What is Ovarian Cancer?
Ovarian cancer begins in the ovaries and occurs in the ovarian cells. The ovaries are two reproductive organs that produce eggs. They also produce the female hormones estrogen and progesterone. Caner begins when abnormal cells in the ovary begin to multiply out of control and form a tumor.
What are Symptoms of Ovarian Cancer?
- In most cases, symptoms of ovarian cancer in the early stages of the disease are not very apparent. This is why ovarian cancer tends to be diagnosed in the late stages.
- There is no routine exam for ovarian cancer. Make sure you inform your doctor if there is a family history of ovarian cancer. Also, make sure you adhere to routine gynecologic care and annual pelvic exams. This is the best way to screen!
- Ovaries are near the bladder and intestines. This is why gastrointestinal symptoms may the first to occur.
- Symptoms of ovarian cancer include:
- Continuous abdominal bloating, indigestion, or nausea
- Changes in appetite, often a loss of appetite or feeling full sooner than normal
- Feelings of pressure or pain in the pelvis or lower back
- Having to urinate more frequently or urgently
- Feeling tired or feeling low on energy
- Constipation or diarrhea
- Painful sex
- Changes in menstruation
- Symptoms of ovarian cancer overlap with many other diseases or problems. However, rather than a gradual onset, symptoms of ovarian cancer often begin to occur suddenly. Symptoms like the ones above are also very consistent and happen almost every day. Finally, the symptoms of ovarian cancer feel very different from your routine, infrequent, and typically normal digestive or menstrual problems. The symptoms of ovarian cancer are often more painful or severe and don’t usually get better as more typical digestive or menstrual problems do.
What is an Ovarian Cyst?
- Ovarian Cysts are a fluid filled sac that develops on one or both ovaries due to ovarian cancer. They may be common during a woman’s childbearing years or with a menstrual cycle, but in post-menopausal women have a higher risk of cancer. Remember, symptoms of benign ovarian cysts are similar to symptoms of ovarian cancer. See your doctor for an evaluation if you think you have an ovarian cyst.
- Symptoms of ovarian cysts include:
- Pelvic pain
- Pain shortly before beginning or after your period
- Pressure, swelling, or pain in the back abdomen
- Difficulty emptying your bladder
- Painful sex
- Abnormal bleeding
- Nausea or vomiting
Are There Risk Factors For Ovarian Cancer?
- The exact cause of ovarian cancer is unknown. However, these factors have been found to increase your risk:
- Family history of ovarian cancer
- Genetic mutations of certain genes that are associated with ovarian cancer
- Personal history of breast, uterine, or colon cancer

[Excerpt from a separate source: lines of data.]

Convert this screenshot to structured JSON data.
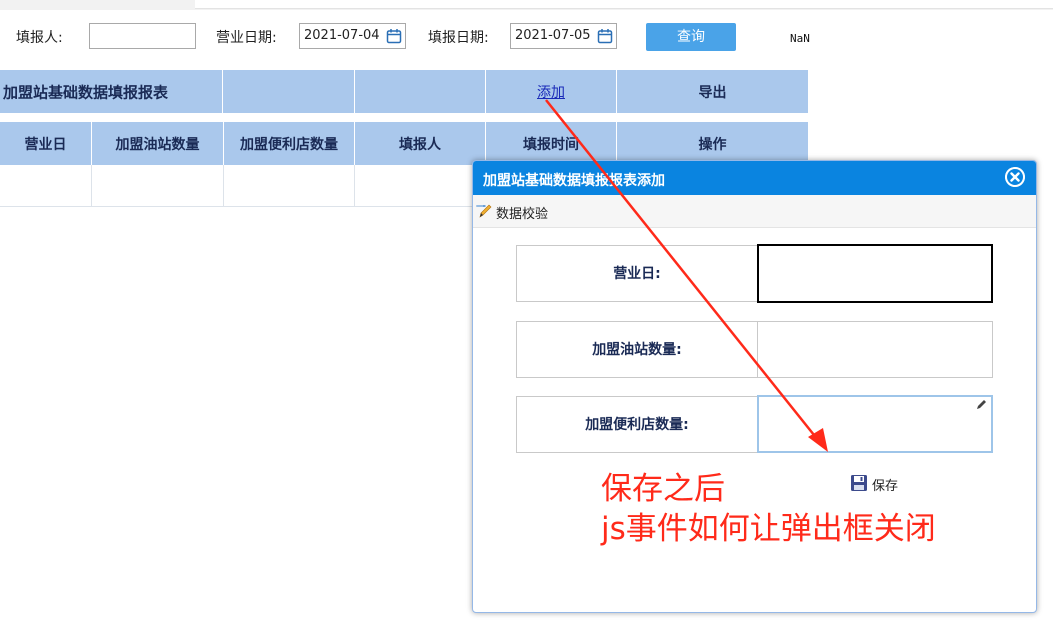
{
  "filter": {
    "filler_label": "填报人:",
    "filler_value": "",
    "business_date_label": "营业日期:",
    "business_date_value": "2021-07-04",
    "report_date_label": "填报日期:",
    "report_date_value": "2021-07-05",
    "query_button": "查询",
    "status_text": "NaN"
  },
  "table": {
    "title": "加盟站基础数据填报报表",
    "add_link": "添加",
    "export_label": "导出",
    "columns": [
      "营业日",
      "加盟油站数量",
      "加盟便利店数量",
      "填报人",
      "填报时间",
      "操作"
    ]
  },
  "modal": {
    "title": "加盟站基础数据填报报表添加",
    "toolbar_label": "数据校验",
    "fields": [
      {
        "label": "营业日:",
        "value": ""
      },
      {
        "label": "加盟油站数量:",
        "value": ""
      },
      {
        "label": "加盟便利店数量:",
        "value": ""
      }
    ],
    "save_label": "保存"
  },
  "annotation": {
    "line1": "保存之后",
    "line2": "js事件如何让弹出框关闭"
  },
  "colors": {
    "header_bg": "#aac8ec",
    "modal_header": "#0a84e0",
    "query_button": "#4aa3e8",
    "annotation": "#ff2a1a"
  }
}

- Use of fertility drugs of hormone therapies
- No history of being pregnant
- History of endometriosis
- Early onset of periods
- Late menopause
When Should I See a Physician?
- Ovarian cancer isn’t easy to detect because there is not a routine diagnostic screening for ovarian cancer and because your ovaries are deep in the abdominal cavity, so you are less likely to feel a tumor.
- Therefore, it’s important to contact your doctor if you are seeing unusual or persistent symptoms as soon as you can. The outlook for ovarian cancer often depends on how soon the cancer is detected.
The good news: The survival rate is higher than 90% when the cancer is found early and treated quickly. See your doctor as soon as you notice unusual or persistent signs!